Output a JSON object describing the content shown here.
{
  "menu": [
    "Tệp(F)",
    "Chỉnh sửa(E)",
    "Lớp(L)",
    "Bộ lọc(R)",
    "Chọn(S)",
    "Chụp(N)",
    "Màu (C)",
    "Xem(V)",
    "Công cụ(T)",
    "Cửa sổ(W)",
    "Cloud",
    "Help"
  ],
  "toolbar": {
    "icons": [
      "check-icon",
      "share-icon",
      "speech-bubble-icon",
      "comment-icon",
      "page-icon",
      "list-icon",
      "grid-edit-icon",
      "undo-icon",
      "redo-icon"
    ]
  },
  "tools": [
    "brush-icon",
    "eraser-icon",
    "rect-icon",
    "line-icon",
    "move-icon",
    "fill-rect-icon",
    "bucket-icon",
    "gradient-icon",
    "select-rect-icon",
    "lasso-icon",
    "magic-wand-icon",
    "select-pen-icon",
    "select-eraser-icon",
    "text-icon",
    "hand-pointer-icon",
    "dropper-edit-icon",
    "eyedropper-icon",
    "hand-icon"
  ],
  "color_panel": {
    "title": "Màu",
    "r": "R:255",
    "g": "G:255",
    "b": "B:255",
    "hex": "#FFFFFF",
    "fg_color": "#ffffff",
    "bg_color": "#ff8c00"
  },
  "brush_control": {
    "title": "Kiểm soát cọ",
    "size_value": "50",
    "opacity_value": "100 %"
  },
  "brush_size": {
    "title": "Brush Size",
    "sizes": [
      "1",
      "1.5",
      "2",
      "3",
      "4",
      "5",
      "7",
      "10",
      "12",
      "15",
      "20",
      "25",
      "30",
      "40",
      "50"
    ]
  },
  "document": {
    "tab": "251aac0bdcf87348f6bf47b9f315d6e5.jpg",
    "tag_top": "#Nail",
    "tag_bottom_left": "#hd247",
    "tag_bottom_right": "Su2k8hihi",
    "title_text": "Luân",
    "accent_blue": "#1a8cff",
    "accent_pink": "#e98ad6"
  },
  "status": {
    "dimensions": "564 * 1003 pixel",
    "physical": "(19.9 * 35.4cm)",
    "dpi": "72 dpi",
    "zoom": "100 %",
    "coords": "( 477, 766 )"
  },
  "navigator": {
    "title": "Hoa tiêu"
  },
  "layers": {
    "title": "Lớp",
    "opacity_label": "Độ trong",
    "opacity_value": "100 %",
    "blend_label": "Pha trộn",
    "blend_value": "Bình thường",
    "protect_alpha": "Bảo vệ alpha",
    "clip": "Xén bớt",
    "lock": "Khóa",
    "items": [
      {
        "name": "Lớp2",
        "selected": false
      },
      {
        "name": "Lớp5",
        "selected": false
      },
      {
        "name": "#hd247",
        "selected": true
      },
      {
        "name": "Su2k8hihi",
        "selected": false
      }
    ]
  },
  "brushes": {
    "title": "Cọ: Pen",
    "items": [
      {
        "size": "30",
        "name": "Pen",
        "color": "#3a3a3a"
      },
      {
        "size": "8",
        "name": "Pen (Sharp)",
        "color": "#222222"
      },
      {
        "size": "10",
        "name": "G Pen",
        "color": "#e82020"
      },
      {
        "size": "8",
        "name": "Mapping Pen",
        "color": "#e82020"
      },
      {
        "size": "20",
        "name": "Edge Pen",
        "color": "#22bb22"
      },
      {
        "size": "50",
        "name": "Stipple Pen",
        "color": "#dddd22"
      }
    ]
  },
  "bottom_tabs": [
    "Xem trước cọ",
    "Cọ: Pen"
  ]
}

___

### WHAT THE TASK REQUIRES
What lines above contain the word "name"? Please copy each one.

### EXERCISE SOLUTION
        "name": "Lớp2",
        "name": "Lớp5",
        "name": "#hd247",
        "name": "Su2k8hihi",
        "name": "Pen",
        "name": "Pen (Sharp)",
        "name": "G Pen",
        "name": "Mapping Pen",
        "name": "Edge Pen",
        "name": "Stipple Pen",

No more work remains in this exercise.